Today is: Friday, May 29, 2020 | Our next publication day: Monday, June 1, 2020
A Devastating Jobs Report For Older Workers
by Teresa Ghilarducci at forbes.com
“Jobs Friday” is usually a nerdy day for financial types and economists only. But everyone was watching the most recent jobs report. I had a big drink and told my family to remember May 8. For labor economists, it will be a day to remember. For the first time, even the teenagers really listened.
On Jobs Friday I look for older workers. The COVID-19 recession is causing a special type of hardship for this group… Most workers are waiting for the economy to open, but older workers don’t get re-hired as quickly and some are forced into early retirement. MORE
Transitioning Careers at 40?
Tips for Your Mid-Life Career Change
By Molly Nevins at jobscan.co
In the US, the average age of retirement is 65 for men and 63 for women. That means that at 40, you’re about halfway through your working years. Abandoning your current career can be both financially and psychologically challenging.
You also may have more financial responsibilities than you did in your thirties. If you have children, you may be considering how you’ll pay for their college tuition. You may have a mortgage. You’re likely contributing to a retirement account. MORE
Job Hunting? Beware Of Ghost Jobs
by Robin Ryan at forbes.com
Janet, 57, is a technology manager and a career counseling client who recently lost her position when the company decided to eliminate that sector of their business. We were developing her resume, and she asked me about a job she wanted to apply to. So as I reviewed the opening, I brought up the fact that I thought it was a ghost job. “Ghost job,” she said. “What is a ghost job?” I explained that before the coronavirus, it was employees and job candidates that were ghosting employers. They would talk to the employer about a job, and the prospective candidate would set up an interview. But then the candidate would never show up for the appointment. Worse than that, would be job applicants that were offered the job, and accepted it, then failed to show up for the first day of work. Now, something different is happening. Career Counselors and job hunters alike are reporting that there are many ghost jobs out there. By this, we mean an employer has listed a job they are no longer hiring for.
How to Ask for a Job—Without Asking for a Job
by Ashley Stahl at themuse.com
Whoever came up with the old saying “searching for a job is a full-time job” wasn’t kidding around.
For most job seekers, finding employment means submitting applications until your fingers ache from typing and your brain hurts from churning out search terms. It means job fairs, countless applications disappearing into cyberspace, and listening to hours of unsolicited advice from friends and family, many of whom probably tell you that you need to be more aggressive in your networking.
But does that mean you’re supposed to come right out and ask anyone and everyone you meet get you a job? Absolutely not.
Pass it Along
If you attend networking events and go to jobs clubs, you’ve been meeting other job seekers just like you. Mention the Nifty50s to them and encourage them to visit as well. You’ll be helping them and you’ll make an appreciative friend for yourself.

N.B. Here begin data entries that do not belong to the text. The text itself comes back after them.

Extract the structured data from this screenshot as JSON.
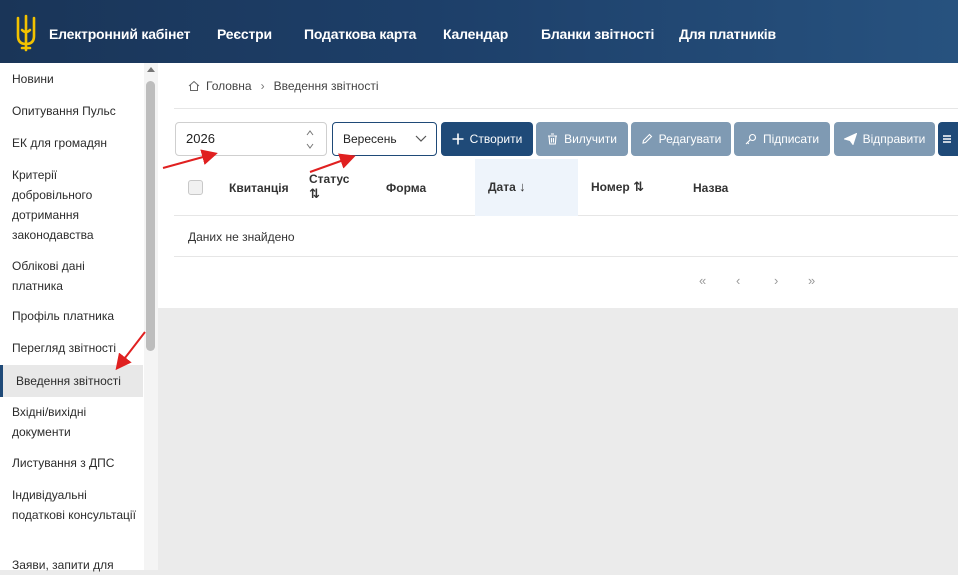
{
  "header": {
    "brand": "Електронний кабінет",
    "nav": [
      "Реєстри",
      "Податкова карта",
      "Календар",
      "Бланки звітності",
      "Для платників"
    ]
  },
  "sidebar": {
    "items": [
      "Новини",
      "Опитування Пульс",
      "ЕК для громадян",
      "Критерії добровільного дотримання законодавства",
      "Облікові дані платника",
      "Профіль платника",
      "Перегляд звітності",
      "Введення звітності",
      "Вхідні/вихідні документи",
      "Листування з ДПС",
      "Індивідуальні податкові консультації",
      "Заяви, запити для"
    ],
    "active_index": 7
  },
  "breadcrumb": {
    "home": "Головна",
    "current": "Введення звітності"
  },
  "filters": {
    "year": "2026",
    "month": "Вересень"
  },
  "toolbar": {
    "create": "Створити",
    "delete": "Вилучити",
    "edit": "Редагувати",
    "sign": "Підписати",
    "send": "Відправити"
  },
  "table": {
    "columns": [
      "Квитанція",
      "Статус",
      "Форма",
      "Дата",
      "Номер",
      "Назва"
    ],
    "empty": "Даних не знайдено"
  },
  "pagination": [
    "«",
    "‹",
    "›",
    "»"
  ],
  "colors": {
    "header": "#1d3f69",
    "primary": "#1f4a78",
    "muted": "#7f9ab3",
    "arrow": "#e02020"
  }
}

In What Direction Are You Looking?
Potential employers are more concerned with where you’re going than where you’ve been
When most people sit down to write a resume, they begin with their past work experience. On the one hand, especially for the 50+ job seeker, that makes a lot of sense. After all, typically your strong suite is your experience. That’s one of the major strengths that you’re bringing to the table so there is a line of thinking that says lead with your strength.
Similarly, when job seekers begin developing their LinkedIn profiles they immediately resort to listing something on their most recent jobs – the industry, the company, the job title, etc.
While this all may sound logical and straightforward, as is often the case, reality has a way of telling a very different story.
In a nutshell, in today’s digital job search world, it’s more important to promote what you do and you’re looking for in the future as opposed to where you’ve been in the past. This is especially true on resumes and LinkedIn profiles. During the first reading, the person reviewing your documents – regardless of who that person tends to be – will spend slightly more than seven seconds scanning your background according to a study recently released by ladders.com.
Let’s face it, your next employer is far more interested in what you can do for them in the future than what you’ve done for someone else in the past. And since, you only have about seven seconds to grab their attention, you had better make a strong case for yourself, and a significant part of that self-promotion is what you’re capable of and where you see yourself landing – professionally.
Granted, that’s not the only thing employers are seeking – and it may not even be the most important thing for which they’re looking – but signaling to them what you can do and where want to go rather than where you’ve been, can be one more thing that will separate you from the pack of other candidates.